== RECORDS FOR THE TASK

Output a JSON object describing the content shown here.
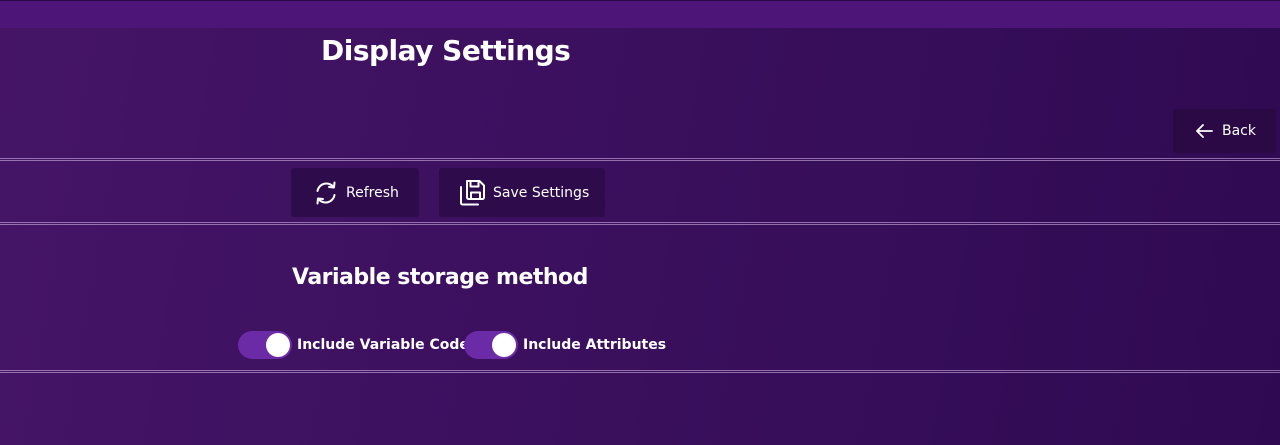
{
  "header": {
    "title": "Display Settings",
    "back_label": "Back"
  },
  "toolbar": {
    "refresh_label": "Refresh",
    "save_label": "Save Settings"
  },
  "storage": {
    "title": "Variable storage method",
    "options": [
      {
        "label": "Include Variable Code",
        "checked": true
      },
      {
        "label": "Include Attributes",
        "checked": true
      }
    ]
  },
  "icons": {
    "back": "arrow-left-icon",
    "refresh": "refresh-icon",
    "save": "save-icon"
  },
  "colors": {
    "background": "#3b105e",
    "top_strip": "#4c1577",
    "button_bg": "#2e0b4a",
    "toggle_on": "#6b2aa6",
    "text": "#ffffff"
  }
}
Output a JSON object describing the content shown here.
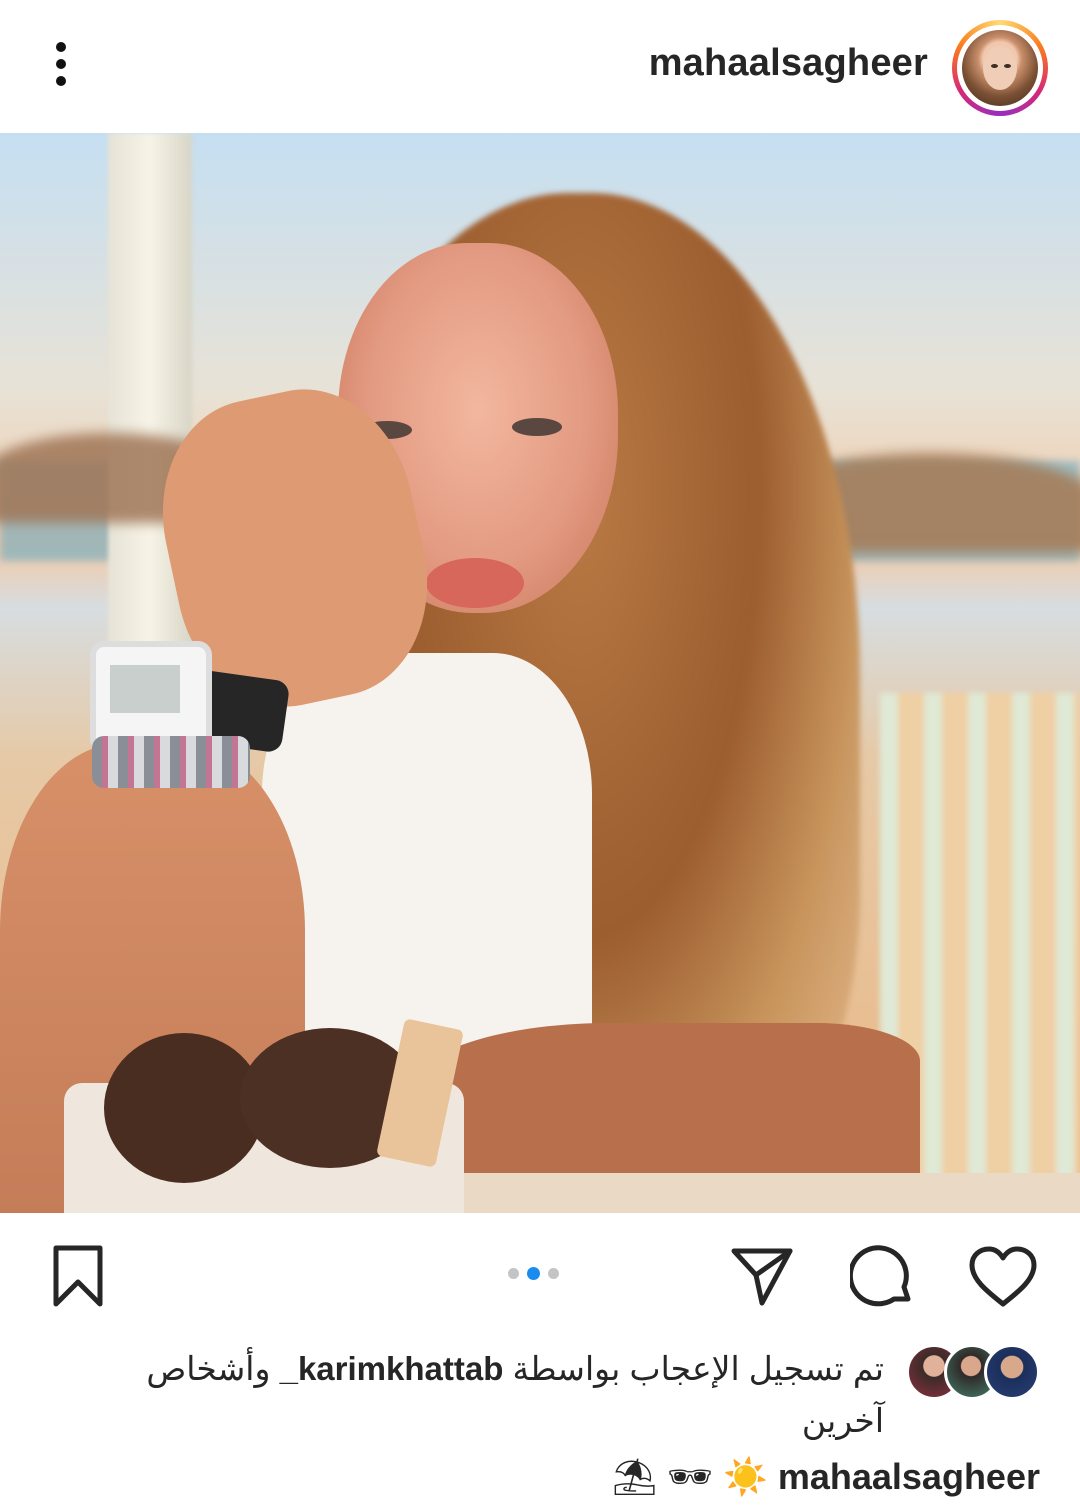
{
  "header": {
    "username": "mahaalsagheer",
    "menu_icon": "more-vertical-icon",
    "avatar_alt": "mahaalsagheer"
  },
  "post": {
    "image_description": "",
    "carousel": {
      "total": 3,
      "current": 2
    },
    "actions": {
      "like_icon": "heart-icon",
      "comment_icon": "comment-icon",
      "share_icon": "send-icon",
      "save_icon": "bookmark-icon"
    }
  },
  "likes": {
    "prefix": "تم تسجيل الإعجاب بواسطة",
    "user": "karimkhattab_",
    "suffix": "وأشخاص آخرين"
  },
  "caption": {
    "username": "mahaalsagheer",
    "text": "⛱ 🕶 ☀️"
  },
  "colors": {
    "accent": "#1a8cf0",
    "text": "#262626"
  }
}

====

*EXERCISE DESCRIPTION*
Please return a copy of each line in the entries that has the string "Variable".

*TASK RESULT*
    "title": "Variable storage method",
        "label": "Include Variable Code",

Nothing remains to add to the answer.